Work required:
Look for the word "with" in the entries and copy every line where it shows up.
*** Provided records Section Begins ***
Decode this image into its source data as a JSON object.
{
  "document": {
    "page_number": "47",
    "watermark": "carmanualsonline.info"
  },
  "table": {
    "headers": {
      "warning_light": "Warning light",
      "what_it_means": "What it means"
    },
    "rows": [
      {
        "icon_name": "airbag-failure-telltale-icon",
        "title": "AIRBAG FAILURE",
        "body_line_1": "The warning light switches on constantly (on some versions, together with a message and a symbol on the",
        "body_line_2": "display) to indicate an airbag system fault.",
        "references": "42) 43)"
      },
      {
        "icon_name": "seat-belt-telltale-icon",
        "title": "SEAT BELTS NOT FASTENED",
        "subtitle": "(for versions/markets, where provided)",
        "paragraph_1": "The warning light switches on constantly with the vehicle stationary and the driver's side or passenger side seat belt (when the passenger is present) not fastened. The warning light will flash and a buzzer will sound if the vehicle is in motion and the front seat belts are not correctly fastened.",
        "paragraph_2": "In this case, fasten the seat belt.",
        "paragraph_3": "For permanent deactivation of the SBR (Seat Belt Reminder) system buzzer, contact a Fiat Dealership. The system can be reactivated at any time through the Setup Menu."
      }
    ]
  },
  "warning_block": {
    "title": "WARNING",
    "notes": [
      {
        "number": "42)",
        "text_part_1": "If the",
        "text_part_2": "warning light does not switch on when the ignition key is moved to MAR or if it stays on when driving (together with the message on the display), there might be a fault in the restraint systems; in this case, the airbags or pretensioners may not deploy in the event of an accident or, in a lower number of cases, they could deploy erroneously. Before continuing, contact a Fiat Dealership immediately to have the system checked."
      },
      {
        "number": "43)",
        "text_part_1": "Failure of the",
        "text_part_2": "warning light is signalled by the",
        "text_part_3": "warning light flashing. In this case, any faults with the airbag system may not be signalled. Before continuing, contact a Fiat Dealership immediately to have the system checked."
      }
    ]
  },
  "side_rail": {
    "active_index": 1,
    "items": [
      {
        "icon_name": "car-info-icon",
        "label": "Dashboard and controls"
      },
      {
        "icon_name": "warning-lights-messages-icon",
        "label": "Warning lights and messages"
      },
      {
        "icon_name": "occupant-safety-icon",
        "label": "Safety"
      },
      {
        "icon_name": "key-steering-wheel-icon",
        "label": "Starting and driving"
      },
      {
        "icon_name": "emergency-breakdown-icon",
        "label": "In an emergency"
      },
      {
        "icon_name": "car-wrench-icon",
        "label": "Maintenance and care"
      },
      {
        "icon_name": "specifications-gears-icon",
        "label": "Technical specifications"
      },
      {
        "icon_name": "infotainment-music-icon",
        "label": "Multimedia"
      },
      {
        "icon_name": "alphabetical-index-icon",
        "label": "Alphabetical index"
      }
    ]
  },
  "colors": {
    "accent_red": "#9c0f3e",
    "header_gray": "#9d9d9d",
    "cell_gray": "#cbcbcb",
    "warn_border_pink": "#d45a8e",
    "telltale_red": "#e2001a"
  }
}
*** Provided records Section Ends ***
Worked solution:
        "body_line_1": "The warning light switches on constantly (on some versions, together with a message and a symbol on the",
        "paragraph_1": "The warning light switches on constantly with the vehicle stationary and the driver's side or passenger side seat belt (when the passenger is present) not fastened. The warning light will flash and a buzzer will sound if the vehicle is in motion and the front seat belts are not correctly fastened.",
        "text_part_2": "warning light does not switch on when the ignition key is moved to MAR or if it stays on when driving (together with the message on the display), there might be a fault in the restraint systems; in this case, the airbags or pretensioners may not deploy in the event of an accident or, in a lower number of cases, they could deploy erroneously. Before continuing, contact a Fiat Dealership immediately to have the system checked."
        "text_part_3": "warning light flashing. In this case, any faults with the airbag system may not be signalled. Before continuing, contact a Fiat Dealership immediately to have the system checked."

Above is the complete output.